■ EXERCISE PROMPT
Please return the data that follows precisely as written, but without the images.

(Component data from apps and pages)
*** Block opens ***
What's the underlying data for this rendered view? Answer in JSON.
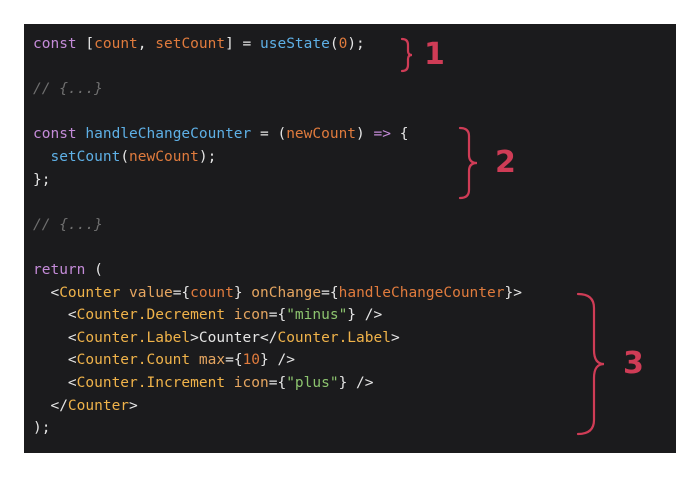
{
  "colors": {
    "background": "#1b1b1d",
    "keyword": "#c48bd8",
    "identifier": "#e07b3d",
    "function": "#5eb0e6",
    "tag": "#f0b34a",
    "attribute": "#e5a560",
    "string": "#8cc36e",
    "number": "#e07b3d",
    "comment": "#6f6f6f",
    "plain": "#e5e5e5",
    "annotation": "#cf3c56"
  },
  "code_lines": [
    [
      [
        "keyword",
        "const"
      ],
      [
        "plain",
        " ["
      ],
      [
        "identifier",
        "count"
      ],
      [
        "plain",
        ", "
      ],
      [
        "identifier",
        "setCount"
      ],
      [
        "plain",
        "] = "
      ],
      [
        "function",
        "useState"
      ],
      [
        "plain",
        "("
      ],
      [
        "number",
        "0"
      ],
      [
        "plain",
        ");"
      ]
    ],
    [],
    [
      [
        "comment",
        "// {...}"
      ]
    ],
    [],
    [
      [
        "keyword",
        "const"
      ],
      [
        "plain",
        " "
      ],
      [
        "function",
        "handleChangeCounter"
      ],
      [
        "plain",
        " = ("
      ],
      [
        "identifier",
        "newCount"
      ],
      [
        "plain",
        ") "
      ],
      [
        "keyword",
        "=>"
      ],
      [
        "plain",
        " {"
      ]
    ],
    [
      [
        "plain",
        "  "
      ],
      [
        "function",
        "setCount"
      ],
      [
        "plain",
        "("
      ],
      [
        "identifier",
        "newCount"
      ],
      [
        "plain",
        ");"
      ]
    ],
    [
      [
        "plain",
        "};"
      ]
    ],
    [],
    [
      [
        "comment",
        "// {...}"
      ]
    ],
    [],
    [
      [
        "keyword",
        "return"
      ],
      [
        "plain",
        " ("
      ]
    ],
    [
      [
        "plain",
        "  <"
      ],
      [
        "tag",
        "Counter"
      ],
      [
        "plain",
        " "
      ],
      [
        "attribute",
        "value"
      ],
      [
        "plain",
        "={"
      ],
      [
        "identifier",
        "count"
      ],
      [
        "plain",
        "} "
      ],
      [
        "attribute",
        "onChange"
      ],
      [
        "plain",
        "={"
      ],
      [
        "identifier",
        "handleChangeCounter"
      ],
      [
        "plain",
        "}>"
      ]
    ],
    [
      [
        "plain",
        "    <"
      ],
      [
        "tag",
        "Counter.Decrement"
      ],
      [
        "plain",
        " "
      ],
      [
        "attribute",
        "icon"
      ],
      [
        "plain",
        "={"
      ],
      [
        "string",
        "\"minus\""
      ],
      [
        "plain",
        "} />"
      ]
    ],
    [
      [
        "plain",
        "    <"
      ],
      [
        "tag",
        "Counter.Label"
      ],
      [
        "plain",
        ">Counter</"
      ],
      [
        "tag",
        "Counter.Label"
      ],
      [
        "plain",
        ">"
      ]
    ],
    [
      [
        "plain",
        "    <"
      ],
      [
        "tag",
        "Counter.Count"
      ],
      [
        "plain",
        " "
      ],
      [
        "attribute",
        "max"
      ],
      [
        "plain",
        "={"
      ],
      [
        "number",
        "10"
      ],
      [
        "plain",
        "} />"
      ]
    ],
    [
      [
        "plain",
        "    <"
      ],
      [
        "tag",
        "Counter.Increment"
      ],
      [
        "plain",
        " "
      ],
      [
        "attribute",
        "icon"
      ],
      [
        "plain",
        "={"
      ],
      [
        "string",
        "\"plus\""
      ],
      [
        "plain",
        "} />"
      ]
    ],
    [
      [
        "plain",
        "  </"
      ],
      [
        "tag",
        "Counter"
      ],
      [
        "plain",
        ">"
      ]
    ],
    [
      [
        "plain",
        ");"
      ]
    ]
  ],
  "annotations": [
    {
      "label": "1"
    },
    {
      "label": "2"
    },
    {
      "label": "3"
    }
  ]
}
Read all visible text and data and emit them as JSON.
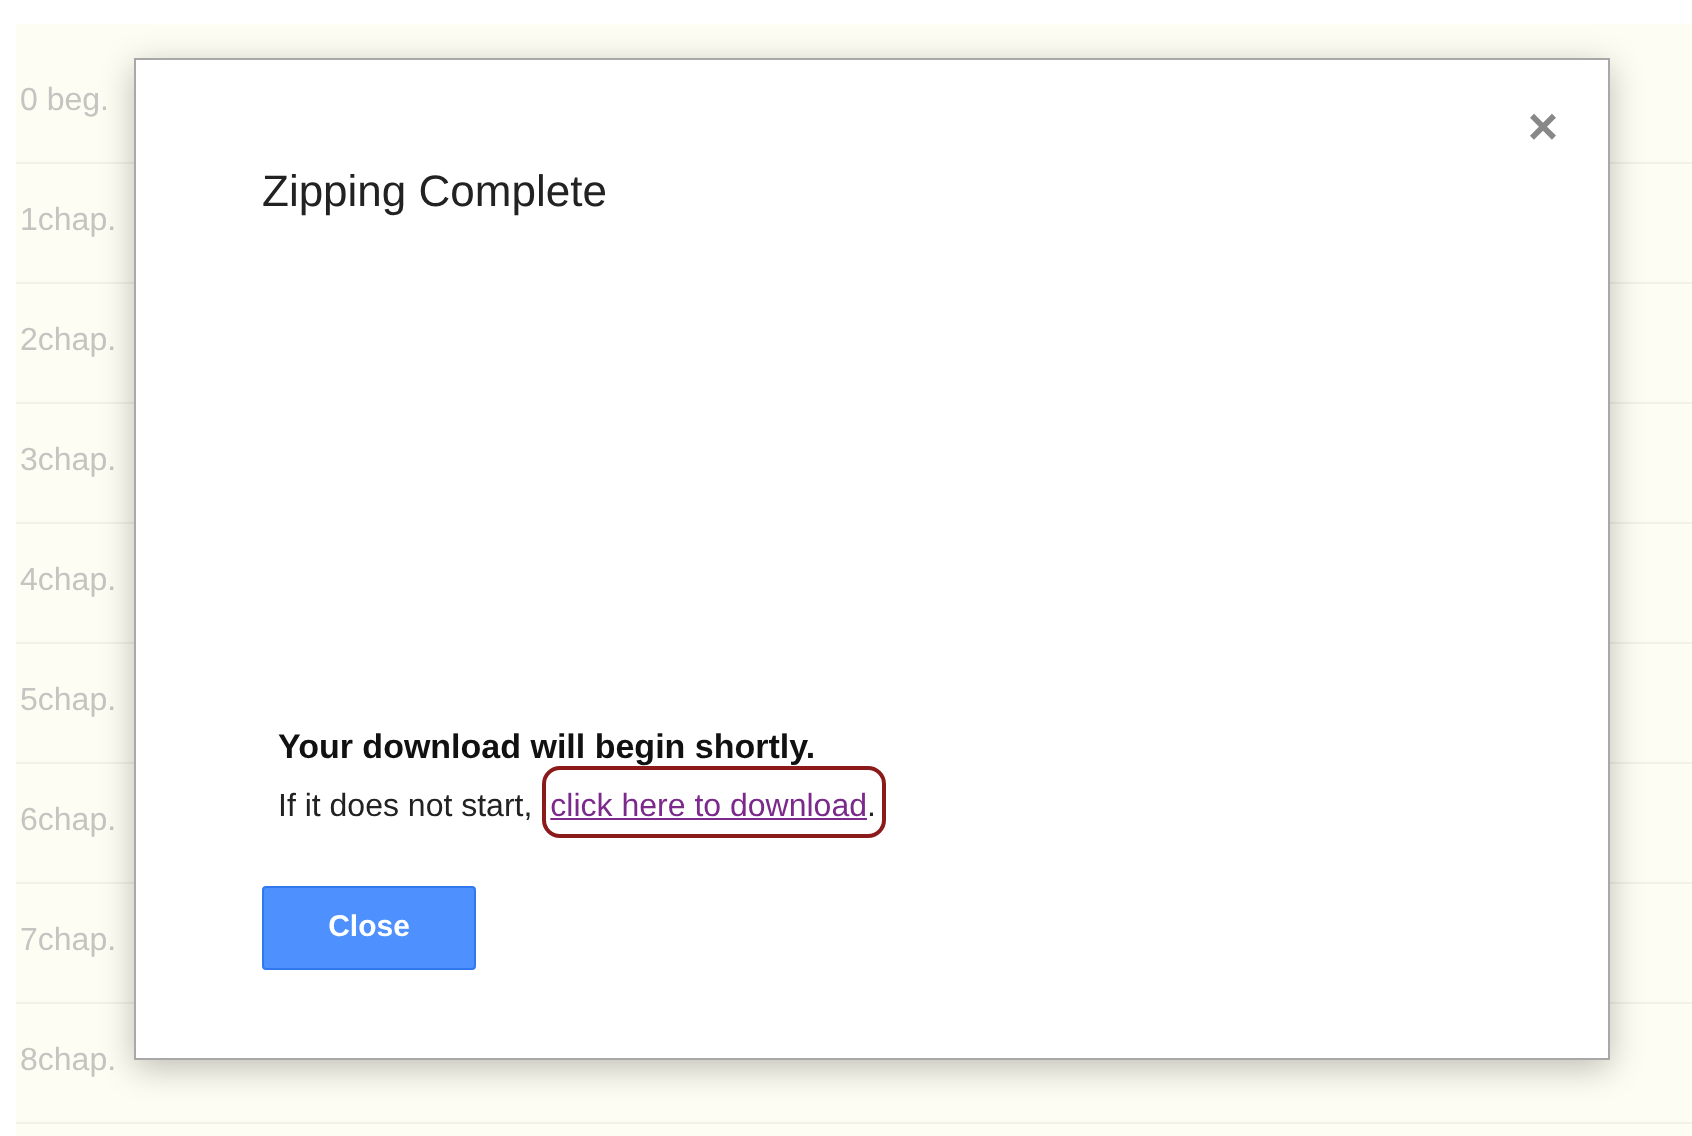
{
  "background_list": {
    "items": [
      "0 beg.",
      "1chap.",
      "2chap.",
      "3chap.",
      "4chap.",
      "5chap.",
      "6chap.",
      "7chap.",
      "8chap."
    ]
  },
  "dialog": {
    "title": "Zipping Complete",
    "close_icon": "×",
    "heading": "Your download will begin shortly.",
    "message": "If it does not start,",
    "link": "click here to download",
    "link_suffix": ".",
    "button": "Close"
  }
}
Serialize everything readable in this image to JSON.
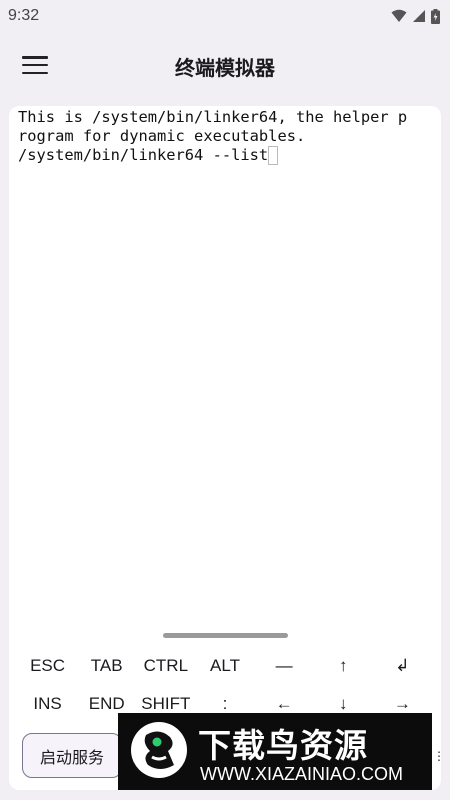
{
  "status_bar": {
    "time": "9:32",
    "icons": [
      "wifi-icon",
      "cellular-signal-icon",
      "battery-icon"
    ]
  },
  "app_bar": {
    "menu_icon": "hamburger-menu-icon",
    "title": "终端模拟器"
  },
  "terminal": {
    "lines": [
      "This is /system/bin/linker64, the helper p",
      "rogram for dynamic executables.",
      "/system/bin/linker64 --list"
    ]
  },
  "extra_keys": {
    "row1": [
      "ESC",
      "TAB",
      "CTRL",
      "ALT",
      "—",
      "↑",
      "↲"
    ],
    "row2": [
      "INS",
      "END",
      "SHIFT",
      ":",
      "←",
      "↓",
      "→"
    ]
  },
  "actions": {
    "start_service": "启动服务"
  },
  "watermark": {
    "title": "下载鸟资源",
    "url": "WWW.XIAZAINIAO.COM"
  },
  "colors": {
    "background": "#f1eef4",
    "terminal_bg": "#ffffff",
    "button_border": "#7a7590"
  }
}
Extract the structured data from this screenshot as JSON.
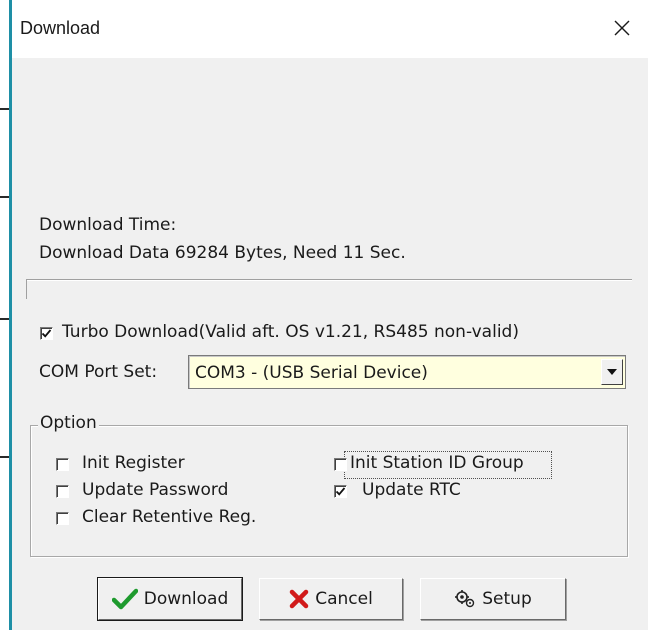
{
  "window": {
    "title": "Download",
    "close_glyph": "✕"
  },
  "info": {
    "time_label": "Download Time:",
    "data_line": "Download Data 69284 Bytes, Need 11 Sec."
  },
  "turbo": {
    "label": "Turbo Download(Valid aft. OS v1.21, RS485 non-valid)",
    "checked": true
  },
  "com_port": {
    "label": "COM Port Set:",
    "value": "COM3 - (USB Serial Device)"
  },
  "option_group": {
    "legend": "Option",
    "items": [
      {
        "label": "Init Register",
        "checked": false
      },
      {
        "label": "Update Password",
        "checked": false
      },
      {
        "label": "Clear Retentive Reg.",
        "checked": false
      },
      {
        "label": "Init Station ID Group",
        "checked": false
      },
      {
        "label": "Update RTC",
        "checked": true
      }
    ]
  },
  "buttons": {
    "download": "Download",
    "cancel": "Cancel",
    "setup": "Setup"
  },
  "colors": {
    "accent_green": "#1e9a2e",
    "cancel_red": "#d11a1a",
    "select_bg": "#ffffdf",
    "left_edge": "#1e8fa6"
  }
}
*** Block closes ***
■ FINAL ANSWER
What's the underlying data for this rendered view? Answer in JSON.
{
  "colors": {
    "background": "#1b1b1d",
    "keyword": "#c48bd8",
    "identifier": "#e07b3d",
    "function": "#5eb0e6",
    "tag": "#f0b34a",
    "attribute": "#e5a560",
    "string": "#8cc36e",
    "number": "#e07b3d",
    "comment": "#6f6f6f",
    "plain": "#e5e5e5",
    "annotation": "#cf3c56"
  },
  "code_lines": [
    [
      [
        "keyword",
        "const"
      ],
      [
        "plain",
        " ["
      ],
      [
        "identifier",
        "count"
      ],
      [
        "plain",
        ", "
      ],
      [
        "identifier",
        "setCount"
      ],
      [
        "plain",
        "] = "
      ],
      [
        "function",
        "useState"
      ],
      [
        "plain",
        "("
      ],
      [
        "number",
        "0"
      ],
      [
        "plain",
        ");"
      ]
    ],
    [],
    [
      [
        "comment",
        "// {...}"
      ]
    ],
    [],
    [
      [
        "keyword",
        "const"
      ],
      [
        "plain",
        " "
      ],
      [
        "function",
        "handleChangeCounter"
      ],
      [
        "plain",
        " = ("
      ],
      [
        "identifier",
        "newCount"
      ],
      [
        "plain",
        ") "
      ],
      [
        "keyword",
        "=>"
      ],
      [
        "plain",
        " {"
      ]
    ],
    [
      [
        "plain",
        "  "
      ],
      [
        "function",
        "setCount"
      ],
      [
        "plain",
        "("
      ],
      [
        "identifier",
        "newCount"
      ],
      [
        "plain",
        ");"
      ]
    ],
    [
      [
        "plain",
        "};"
      ]
    ],
    [],
    [
      [
        "comment",
        "// {...}"
      ]
    ],
    [],
    [
      [
        "keyword",
        "return"
      ],
      [
        "plain",
        " ("
      ]
    ],
    [
      [
        "plain",
        "  <"
      ],
      [
        "tag",
        "Counter"
      ],
      [
        "plain",
        " "
      ],
      [
        "attribute",
        "value"
      ],
      [
        "plain",
        "={"
      ],
      [
        "identifier",
        "count"
      ],
      [
        "plain",
        "} "
      ],
      [
        "attribute",
        "onChange"
      ],
      [
        "plain",
        "={"
      ],
      [
        "identifier",
        "handleChangeCounter"
      ],
      [
        "plain",
        "}>"
      ]
    ],
    [
      [
        "plain",
        "    <"
      ],
      [
        "tag",
        "Counter.Decrement"
      ],
      [
        "plain",
        " "
      ],
      [
        "attribute",
        "icon"
      ],
      [
        "plain",
        "={"
      ],
      [
        "string",
        "\"minus\""
      ],
      [
        "plain",
        "} />"
      ]
    ],
    [
      [
        "plain",
        "    <"
      ],
      [
        "tag",
        "Counter.Label"
      ],
      [
        "plain",
        ">Counter</"
      ],
      [
        "tag",
        "Counter.Label"
      ],
      [
        "plain",
        ">"
      ]
    ],
    [
      [
        "plain",
        "    <"
      ],
      [
        "tag",
        "Counter.Count"
      ],
      [
        "plain",
        " "
      ],
      [
        "attribute",
        "max"
      ],
      [
        "plain",
        "={"
      ],
      [
        "number",
        "10"
      ],
      [
        "plain",
        "} />"
      ]
    ],
    [
      [
        "plain",
        "    <"
      ],
      [
        "tag",
        "Counter.Increment"
      ],
      [
        "plain",
        " "
      ],
      [
        "attribute",
        "icon"
      ],
      [
        "plain",
        "={"
      ],
      [
        "string",
        "\"plus\""
      ],
      [
        "plain",
        "} />"
      ]
    ],
    [
      [
        "plain",
        "  </"
      ],
      [
        "tag",
        "Counter"
      ],
      [
        "plain",
        ">"
      ]
    ],
    [
      [
        "plain",
        ");"
      ]
    ]
  ],
  "annotations": [
    {
      "label": "1"
    },
    {
      "label": "2"
    },
    {
      "label": "3"
    }
  ]
}
Read all visible text and data and emit them as JSON.
{
  "background_list": {
    "items": [
      "0 beg.",
      "1chap.",
      "2chap.",
      "3chap.",
      "4chap.",
      "5chap.",
      "6chap.",
      "7chap.",
      "8chap."
    ]
  },
  "dialog": {
    "title": "Zipping Complete",
    "close_icon": "×",
    "heading": "Your download will begin shortly.",
    "message": "If it does not start,",
    "link": "click here to download",
    "link_suffix": ".",
    "button": "Close"
  }
}
Serialize everything readable in this image to JSON.
{
  "status_bar": {
    "time": "9:32",
    "icons": [
      "wifi-icon",
      "cellular-signal-icon",
      "battery-icon"
    ]
  },
  "app_bar": {
    "menu_icon": "hamburger-menu-icon",
    "title": "终端模拟器"
  },
  "terminal": {
    "lines": [
      "This is /system/bin/linker64, the helper p",
      "rogram for dynamic executables.",
      "/system/bin/linker64 --list"
    ]
  },
  "extra_keys": {
    "row1": [
      "ESC",
      "TAB",
      "CTRL",
      "ALT",
      "—",
      "↑",
      "↲"
    ],
    "row2": [
      "INS",
      "END",
      "SHIFT",
      ":",
      "←",
      "↓",
      "→"
    ]
  },
  "actions": {
    "start_service": "启动服务"
  },
  "watermark": {
    "title": "下载鸟资源",
    "url": "WWW.XIAZAINIAO.COM"
  },
  "colors": {
    "background": "#f1eef4",
    "terminal_bg": "#ffffff",
    "button_border": "#7a7590"
  }
}
Extract the structured data from this screenshot as JSON.
{
  "window": {
    "title": "Download",
    "close_glyph": "✕"
  },
  "info": {
    "time_label": "Download Time:",
    "data_line": "Download Data 69284 Bytes, Need 11 Sec."
  },
  "turbo": {
    "label": "Turbo Download(Valid aft. OS v1.21, RS485 non-valid)",
    "checked": true
  },
  "com_port": {
    "label": "COM Port Set:",
    "value": "COM3 - (USB Serial Device)"
  },
  "option_group": {
    "legend": "Option",
    "items": [
      {
        "label": "Init Register",
        "checked": false
      },
      {
        "label": "Update Password",
        "checked": false
      },
      {
        "label": "Clear Retentive Reg.",
        "checked": false
      },
      {
        "label": "Init Station ID Group",
        "checked": false
      },
      {
        "label": "Update RTC",
        "checked": true
      }
    ]
  },
  "buttons": {
    "download": "Download",
    "cancel": "Cancel",
    "setup": "Setup"
  },
  "colors": {
    "accent_green": "#1e9a2e",
    "cancel_red": "#d11a1a",
    "select_bg": "#ffffdf",
    "left_edge": "#1e8fa6"
  }
}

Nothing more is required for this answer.